To address the challenge of treating critical sized intercalary defects, we hypothesized that under physiologic cyclic loading, autografts, allografts, and scaffolds loaded with and without human mesenchymal stem cells (hMSCs) would have different biomechanical characteristics.
Using a rat femoral defect model, 46 rats were assigned to four groups, ie, autograft (n = 12), allograft (n = 10), scaffold (n = 13), and scaffold with hMSCs (n = 11). The scaffold groups used a 5 mm segment of scaffold composed of 80% poly-ε-caprolactone and 20% hydroxyapatite. Rats were sacrificed 4 months postoperatively, and the repairs were assessed radiographically and biomechanically.
Autograft and allograft groups exhibited the most bridging callus, while the scaffold/hMSCs group had more callus than the scaffold repairs. Although signs of radiographic healing did not accurately reflect restoration of mechanical properties, addition of hMSCs on the scaffold enhanced bone formation. The scaffold alone group had significantly lower elastic and viscous stiffness and higher phase angles than other repairs and the contralateral controls. Addition of hMSCs increased the elastic and viscous stiffness of the repair, while decreasing the phase angle.
Further comparative analysis is needed to optimize clinical use of scaffolds and hMSCs for critical sized defect repairs.
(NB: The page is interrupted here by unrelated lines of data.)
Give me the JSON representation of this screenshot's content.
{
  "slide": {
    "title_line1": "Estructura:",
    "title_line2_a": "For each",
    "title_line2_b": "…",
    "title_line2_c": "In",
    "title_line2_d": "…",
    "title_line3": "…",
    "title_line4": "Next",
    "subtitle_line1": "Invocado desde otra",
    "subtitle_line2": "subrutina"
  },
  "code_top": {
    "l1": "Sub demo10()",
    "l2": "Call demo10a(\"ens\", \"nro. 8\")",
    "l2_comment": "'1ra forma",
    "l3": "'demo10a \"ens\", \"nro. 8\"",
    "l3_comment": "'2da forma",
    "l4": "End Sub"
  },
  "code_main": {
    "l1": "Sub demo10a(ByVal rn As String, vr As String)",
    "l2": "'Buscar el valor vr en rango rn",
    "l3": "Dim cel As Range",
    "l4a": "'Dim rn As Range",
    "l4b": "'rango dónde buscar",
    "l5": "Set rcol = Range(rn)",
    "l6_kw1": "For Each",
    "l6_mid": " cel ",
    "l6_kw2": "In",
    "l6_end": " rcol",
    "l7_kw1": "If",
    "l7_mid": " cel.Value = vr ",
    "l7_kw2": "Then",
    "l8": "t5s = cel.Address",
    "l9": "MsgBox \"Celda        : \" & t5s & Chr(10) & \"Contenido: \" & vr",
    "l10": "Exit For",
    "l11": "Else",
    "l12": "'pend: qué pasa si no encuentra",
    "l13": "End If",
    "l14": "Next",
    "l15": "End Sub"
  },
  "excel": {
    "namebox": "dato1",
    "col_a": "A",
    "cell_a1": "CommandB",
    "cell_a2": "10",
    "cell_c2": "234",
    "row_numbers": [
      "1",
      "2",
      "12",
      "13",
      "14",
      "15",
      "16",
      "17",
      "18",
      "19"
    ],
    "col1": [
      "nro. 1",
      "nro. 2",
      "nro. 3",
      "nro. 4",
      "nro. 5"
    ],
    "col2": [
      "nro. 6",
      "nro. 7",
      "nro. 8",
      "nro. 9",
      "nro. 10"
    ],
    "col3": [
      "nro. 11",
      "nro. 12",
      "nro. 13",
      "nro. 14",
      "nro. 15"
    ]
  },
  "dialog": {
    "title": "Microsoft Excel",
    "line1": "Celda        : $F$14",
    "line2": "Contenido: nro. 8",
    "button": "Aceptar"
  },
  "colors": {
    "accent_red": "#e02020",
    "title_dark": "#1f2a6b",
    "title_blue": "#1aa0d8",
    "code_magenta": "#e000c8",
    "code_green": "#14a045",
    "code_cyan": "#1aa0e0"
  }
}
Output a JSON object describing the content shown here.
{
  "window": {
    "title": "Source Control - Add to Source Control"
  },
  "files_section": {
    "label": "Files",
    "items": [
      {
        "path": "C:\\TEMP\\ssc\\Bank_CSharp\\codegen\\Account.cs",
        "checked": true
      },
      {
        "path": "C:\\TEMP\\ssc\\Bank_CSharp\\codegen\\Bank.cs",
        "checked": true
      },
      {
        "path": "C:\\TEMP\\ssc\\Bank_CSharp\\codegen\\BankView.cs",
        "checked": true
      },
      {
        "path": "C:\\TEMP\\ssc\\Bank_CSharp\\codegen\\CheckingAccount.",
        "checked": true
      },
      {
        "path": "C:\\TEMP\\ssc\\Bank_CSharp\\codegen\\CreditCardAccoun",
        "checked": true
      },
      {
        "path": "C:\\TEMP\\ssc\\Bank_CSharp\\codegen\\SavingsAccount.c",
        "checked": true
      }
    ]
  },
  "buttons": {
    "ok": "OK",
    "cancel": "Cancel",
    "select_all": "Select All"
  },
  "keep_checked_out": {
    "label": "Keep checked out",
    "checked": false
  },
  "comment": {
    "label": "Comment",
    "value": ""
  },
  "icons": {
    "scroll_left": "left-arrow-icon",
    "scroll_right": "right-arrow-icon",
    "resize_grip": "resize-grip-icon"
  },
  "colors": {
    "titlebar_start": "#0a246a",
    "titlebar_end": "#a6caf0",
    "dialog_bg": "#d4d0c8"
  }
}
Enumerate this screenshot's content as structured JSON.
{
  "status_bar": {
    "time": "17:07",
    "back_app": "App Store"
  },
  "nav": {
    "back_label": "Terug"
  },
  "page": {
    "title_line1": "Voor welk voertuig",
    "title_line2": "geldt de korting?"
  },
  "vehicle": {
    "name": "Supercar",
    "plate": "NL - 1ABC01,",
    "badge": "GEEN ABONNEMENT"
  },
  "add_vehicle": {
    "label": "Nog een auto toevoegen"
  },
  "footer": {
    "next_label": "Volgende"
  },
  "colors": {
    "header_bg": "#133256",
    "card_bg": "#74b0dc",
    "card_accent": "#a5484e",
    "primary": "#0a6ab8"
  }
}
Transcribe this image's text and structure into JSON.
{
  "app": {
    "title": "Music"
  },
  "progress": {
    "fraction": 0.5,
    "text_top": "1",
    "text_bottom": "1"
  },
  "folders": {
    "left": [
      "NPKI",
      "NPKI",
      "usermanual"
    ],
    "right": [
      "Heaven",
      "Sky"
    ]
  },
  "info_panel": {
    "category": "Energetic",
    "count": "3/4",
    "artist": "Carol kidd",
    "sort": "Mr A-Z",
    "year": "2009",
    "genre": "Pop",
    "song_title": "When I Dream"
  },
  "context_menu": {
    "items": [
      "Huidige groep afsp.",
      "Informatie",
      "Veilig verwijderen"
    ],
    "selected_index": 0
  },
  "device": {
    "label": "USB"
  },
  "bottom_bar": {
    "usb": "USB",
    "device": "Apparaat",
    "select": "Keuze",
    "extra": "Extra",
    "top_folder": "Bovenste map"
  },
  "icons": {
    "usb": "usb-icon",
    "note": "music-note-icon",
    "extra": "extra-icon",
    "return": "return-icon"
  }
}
However, our results suggest that addition of hMSCs to scaffolds enhances mechanical simulation of native host bone.